In their article, co-authors Ravi K. Kolagotla, DSP architect, and Jose Fridman, DSP software engineer, at the Analog Devices/Intel Joint DSP Development Center, describe the center's Micro Signal Architecture. The MSA blends features of microcontrollers that allow it to replace both a DSP and a microcontroller in low-cost, wireless handheld applications.
The MSA core combines the processing power of a dual-MAC DSP with the control capabilities of a RISC microcontroller. The MSA core uses two basic types of instructions: those used for DSP-type number-crunching operations, and those used for microcontroller-type control functions and general tasks. Instructions are tuned for their specific tasks, but can be intermixed with no restrictions.
In the MSA core, microcontroller instructions perform basic control and arithmetic operations. This includes load/store, arithmetic, logical, bit manipulation, branching and decision-making operations. The DSP instructions may be executed alone or simultaneously with two load instructions or one load and one store instruction. Special multimedia instructions enable the acceleration of fundamental operations associated with video- and imaging-based applications such as are found in third-generation wireless algorithms.
Along similar lines to the MSA DSP, Motorola recently introduced a DSP that takes microcontroller functions onto the DSP. The new DSP56F80x family of devices targets motor control and other system control applications. Motorola argues that both pure DSP and MCU devices fail to fully meet such needs.

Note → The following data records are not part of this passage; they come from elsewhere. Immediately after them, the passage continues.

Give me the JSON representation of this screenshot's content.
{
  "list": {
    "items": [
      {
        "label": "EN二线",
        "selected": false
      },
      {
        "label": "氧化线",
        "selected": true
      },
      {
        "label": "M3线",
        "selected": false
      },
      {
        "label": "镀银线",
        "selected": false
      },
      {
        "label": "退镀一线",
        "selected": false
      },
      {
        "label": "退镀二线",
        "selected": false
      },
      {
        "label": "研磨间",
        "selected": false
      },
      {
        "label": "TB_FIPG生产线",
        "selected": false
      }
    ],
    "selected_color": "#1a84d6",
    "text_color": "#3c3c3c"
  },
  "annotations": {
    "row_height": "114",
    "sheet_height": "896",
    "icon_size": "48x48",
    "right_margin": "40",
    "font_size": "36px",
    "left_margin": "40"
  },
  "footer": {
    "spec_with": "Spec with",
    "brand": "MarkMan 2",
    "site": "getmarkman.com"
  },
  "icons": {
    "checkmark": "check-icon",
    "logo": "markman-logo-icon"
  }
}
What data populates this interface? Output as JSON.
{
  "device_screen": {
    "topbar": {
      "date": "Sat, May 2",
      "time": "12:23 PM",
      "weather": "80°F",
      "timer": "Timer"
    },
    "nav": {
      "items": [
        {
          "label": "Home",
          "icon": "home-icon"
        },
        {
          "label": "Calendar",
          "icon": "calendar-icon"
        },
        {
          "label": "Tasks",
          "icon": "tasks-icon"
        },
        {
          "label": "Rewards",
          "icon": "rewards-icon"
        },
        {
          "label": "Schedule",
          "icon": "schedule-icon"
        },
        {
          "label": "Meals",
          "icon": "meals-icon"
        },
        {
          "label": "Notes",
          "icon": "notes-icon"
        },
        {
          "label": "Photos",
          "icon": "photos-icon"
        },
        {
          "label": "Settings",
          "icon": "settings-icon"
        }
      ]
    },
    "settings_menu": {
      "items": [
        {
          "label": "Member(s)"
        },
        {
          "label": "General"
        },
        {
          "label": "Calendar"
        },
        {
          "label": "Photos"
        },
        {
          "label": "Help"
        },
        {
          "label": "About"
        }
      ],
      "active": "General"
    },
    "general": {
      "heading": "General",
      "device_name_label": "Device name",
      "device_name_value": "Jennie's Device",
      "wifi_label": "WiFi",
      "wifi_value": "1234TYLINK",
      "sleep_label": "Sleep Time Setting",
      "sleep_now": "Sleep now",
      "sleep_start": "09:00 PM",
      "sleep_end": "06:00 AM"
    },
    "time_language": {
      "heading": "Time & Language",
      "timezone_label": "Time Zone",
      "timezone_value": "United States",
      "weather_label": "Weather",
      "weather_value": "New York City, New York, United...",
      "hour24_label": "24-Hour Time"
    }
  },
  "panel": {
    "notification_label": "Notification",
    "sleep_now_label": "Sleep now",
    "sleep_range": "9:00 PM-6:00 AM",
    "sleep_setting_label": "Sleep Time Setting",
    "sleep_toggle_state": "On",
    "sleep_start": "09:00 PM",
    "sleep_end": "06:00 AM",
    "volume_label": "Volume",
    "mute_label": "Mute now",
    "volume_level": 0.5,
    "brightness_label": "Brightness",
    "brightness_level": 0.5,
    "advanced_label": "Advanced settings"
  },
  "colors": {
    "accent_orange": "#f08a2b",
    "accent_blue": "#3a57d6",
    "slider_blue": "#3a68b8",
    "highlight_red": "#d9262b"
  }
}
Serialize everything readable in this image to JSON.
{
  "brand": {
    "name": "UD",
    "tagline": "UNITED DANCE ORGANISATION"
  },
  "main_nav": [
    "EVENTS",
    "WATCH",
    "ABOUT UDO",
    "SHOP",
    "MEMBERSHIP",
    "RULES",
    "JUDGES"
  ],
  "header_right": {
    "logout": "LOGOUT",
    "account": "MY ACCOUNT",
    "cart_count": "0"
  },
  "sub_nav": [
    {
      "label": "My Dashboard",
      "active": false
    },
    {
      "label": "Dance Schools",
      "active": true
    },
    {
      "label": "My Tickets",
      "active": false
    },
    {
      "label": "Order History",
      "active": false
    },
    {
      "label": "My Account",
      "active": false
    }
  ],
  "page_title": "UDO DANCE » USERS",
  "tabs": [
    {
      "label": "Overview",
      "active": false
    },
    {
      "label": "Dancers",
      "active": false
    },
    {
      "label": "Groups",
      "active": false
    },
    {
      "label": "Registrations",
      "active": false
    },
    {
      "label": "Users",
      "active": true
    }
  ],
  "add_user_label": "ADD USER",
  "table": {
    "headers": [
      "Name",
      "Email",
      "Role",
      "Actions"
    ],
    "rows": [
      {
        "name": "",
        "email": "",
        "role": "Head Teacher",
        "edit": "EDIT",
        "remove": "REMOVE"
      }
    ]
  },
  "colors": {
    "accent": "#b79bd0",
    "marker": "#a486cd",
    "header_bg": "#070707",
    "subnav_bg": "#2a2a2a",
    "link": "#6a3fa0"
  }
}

The DSP56F80x series of devices meets the computational requirements associated with complex control algorithms with a high-speed DSP core, capable of executing up to 40 million multiply-accumulate operations per second. The device offers a rich on-chip peripheral set, including pulse-width modulation capability, analog-to-digital conversion, bit I/O and multiple serial interfaces.